- **WHAT YOU ARE ASKED TO DO**
In the material below, the lines containing the word "Calculation" are required; copy each of them.
------
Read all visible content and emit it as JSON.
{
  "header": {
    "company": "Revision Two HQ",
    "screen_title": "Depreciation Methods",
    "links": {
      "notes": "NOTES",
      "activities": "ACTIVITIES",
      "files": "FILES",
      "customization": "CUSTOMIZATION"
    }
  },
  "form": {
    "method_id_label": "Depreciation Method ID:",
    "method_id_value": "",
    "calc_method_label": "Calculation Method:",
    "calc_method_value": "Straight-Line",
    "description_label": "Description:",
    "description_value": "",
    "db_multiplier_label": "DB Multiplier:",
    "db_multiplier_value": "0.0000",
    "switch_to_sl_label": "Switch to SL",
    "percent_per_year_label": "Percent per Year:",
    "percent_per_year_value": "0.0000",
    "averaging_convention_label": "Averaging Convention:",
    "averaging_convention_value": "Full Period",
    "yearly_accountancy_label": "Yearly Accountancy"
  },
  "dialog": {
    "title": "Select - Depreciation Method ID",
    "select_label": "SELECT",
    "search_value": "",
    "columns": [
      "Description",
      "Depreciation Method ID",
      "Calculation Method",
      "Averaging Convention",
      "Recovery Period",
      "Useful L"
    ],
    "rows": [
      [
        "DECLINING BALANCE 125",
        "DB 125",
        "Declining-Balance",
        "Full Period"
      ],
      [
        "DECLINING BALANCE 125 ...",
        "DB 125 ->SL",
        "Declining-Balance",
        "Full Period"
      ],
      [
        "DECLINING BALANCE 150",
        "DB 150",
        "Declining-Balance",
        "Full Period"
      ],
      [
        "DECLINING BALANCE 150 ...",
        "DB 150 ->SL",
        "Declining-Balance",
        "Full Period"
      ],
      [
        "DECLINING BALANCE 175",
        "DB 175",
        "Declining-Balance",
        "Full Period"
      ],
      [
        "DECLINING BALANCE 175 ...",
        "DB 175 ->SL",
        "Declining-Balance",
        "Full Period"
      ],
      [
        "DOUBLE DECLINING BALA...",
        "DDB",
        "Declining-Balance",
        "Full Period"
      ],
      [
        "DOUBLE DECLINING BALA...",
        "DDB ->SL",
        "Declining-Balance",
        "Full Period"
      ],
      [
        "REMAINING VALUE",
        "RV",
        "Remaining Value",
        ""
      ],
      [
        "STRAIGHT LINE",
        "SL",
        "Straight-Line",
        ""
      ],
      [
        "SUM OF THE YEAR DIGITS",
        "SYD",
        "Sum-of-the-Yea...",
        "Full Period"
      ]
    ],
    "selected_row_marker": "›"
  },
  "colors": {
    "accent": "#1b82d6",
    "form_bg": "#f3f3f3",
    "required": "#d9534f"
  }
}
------
- **THE ANSWER**
    "calc_method_label": "Calculation Method:",
      "Calculation Method",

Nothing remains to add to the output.